Talented carver and restorer

Jim Tooker died on June 10, 2001 in Coral Springs, Florida after a long illness with heart disease. He was a noted and talented carver of decoys and a gifted restorer of antique decoys for many collectors and dealers. 

Tooker was born on January 21, 1939 in Babylon, Long Island, New York. His first introduction to decoys was as a youngster, as his neighbor, Harold Thengs, often let him play with his shelldrake decoys in the duck pond behind the barn. 

In his early years Tooker made his living as a clammer on the Great South Bay, tonguing hard clams on his father’s 30-foot Garvey from daybreak until dusk. Both his father and uncles made their living on the bay. His fascination with carving also came early through time spent with his uncle, Capt. George W. Combs Sr. He was always amazed that Uncle George, "with his huge hands and while chomping on a cigar," could create a work of art out of a piece of wood. For years Jim took his finished carvings to Capt. George for approval or constructive criticism. 

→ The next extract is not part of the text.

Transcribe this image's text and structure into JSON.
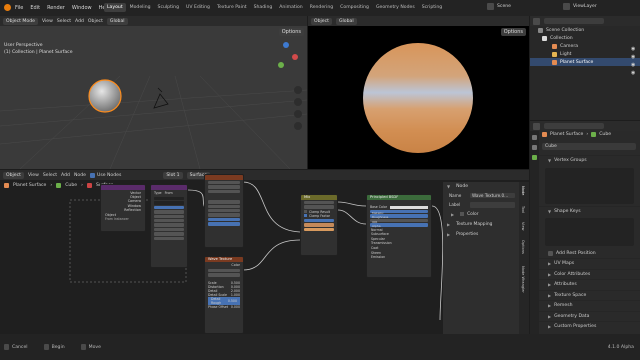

Over the years Tooker produced countless decoys and works of folk art. And his speed and ability was amazing. He spent several years at the Waterfowl Festival in Easton, Maryland teaching his techniques of carving, painting and restoration. One of his last major works was a full-size carousel horse. 

During the early 1980s he had a partnership with Dan O’Donnell and they produced patterns of well-known decoys for carvers as well as the reproductions themselves. Those produced by Tooker are branded JET. He later spent many hours with Frank Finney, another noted restorer, and shared trade secrets. 

Whenever Jim Tooker came to the Eastern Shore he brought friendship and gifts. He was a cousin and close friend, a generous man with a big heart, and will be missed by all who knew him. 

-- George W. Combs Jr.